◆ DATA FOR REVIEW:
▼▼▼

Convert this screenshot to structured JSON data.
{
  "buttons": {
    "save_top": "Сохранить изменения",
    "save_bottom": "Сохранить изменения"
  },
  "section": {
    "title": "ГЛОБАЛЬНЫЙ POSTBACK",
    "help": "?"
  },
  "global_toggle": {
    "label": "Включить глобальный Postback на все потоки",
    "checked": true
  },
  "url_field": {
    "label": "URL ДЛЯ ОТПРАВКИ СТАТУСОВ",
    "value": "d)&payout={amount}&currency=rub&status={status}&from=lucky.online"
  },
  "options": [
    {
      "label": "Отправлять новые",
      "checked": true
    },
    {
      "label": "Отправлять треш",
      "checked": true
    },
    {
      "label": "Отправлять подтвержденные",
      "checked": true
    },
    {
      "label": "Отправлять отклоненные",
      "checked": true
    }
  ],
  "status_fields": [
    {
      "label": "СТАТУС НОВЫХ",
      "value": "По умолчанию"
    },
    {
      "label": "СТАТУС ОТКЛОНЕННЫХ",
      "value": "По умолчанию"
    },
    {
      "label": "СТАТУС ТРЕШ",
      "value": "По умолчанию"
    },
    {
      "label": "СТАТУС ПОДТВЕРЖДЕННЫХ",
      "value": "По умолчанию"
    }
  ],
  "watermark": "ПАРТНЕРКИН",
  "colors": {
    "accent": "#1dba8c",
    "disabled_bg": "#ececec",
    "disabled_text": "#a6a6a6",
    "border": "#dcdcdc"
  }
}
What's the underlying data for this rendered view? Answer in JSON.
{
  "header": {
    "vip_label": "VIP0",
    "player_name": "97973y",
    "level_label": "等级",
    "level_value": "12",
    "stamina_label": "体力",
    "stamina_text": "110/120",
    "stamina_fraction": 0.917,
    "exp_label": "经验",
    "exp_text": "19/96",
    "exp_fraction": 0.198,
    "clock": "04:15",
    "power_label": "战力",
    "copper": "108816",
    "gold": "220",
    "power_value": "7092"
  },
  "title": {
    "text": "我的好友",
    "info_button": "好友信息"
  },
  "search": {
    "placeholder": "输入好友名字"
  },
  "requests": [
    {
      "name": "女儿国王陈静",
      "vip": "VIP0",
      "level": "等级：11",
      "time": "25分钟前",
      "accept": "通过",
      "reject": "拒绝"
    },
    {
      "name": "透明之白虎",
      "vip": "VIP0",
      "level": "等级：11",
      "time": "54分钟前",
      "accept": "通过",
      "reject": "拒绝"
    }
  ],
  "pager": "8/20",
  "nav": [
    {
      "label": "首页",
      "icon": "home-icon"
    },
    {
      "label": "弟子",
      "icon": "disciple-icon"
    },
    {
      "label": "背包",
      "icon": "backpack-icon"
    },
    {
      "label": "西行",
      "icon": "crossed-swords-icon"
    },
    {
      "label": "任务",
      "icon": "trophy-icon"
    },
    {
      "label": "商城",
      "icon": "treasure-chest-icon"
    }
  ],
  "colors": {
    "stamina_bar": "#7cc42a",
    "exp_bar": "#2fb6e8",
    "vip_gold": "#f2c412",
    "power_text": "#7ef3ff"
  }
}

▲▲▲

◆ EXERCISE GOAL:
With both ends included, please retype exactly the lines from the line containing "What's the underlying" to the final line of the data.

◆ RESPONSE AREA:
What's the underlying data for this rendered view? Answer in JSON.
{
  "header": {
    "vip_label": "VIP0",
    "player_name": "97973y",
    "level_label": "等级",
    "level_value": "12",
    "stamina_label": "体力",
    "stamina_text": "110/120",
    "stamina_fraction": 0.917,
    "exp_label": "经验",
    "exp_text": "19/96",
    "exp_fraction": 0.198,
    "clock": "04:15",
    "power_label": "战力",
    "copper": "108816",
    "gold": "220",
    "power_value": "7092"
  },
  "title": {
    "text": "我的好友",
    "info_button": "好友信息"
  },
  "search": {
    "placeholder": "输入好友名字"
  },
  "requests": [
    {
      "name": "女儿国王陈静",
      "vip": "VIP0",
      "level": "等级：11",
      "time": "25分钟前",
      "accept": "通过",
      "reject": "拒绝"
    },
    {
      "name": "透明之白虎",
      "vip": "VIP0",
      "level": "等级：11",
      "time": "54分钟前",
      "accept": "通过",
      "reject": "拒绝"
    }
  ],
  "pager": "8/20",
  "nav": [
    {
      "label": "首页",
      "icon": "home-icon"
    },
    {
      "label": "弟子",
      "icon": "disciple-icon"
    },
    {
      "label": "背包",
      "icon": "backpack-icon"
    },
    {
      "label": "西行",
      "icon": "crossed-swords-icon"
    },
    {
      "label": "任务",
      "icon": "trophy-icon"
    },
    {
      "label": "商城",
      "icon": "treasure-chest-icon"
    }
  ],
  "colors": {
    "stamina_bar": "#7cc42a",
    "exp_bar": "#2fb6e8",
    "vip_gold": "#f2c412",
    "power_text": "#7ef3ff"
  }
}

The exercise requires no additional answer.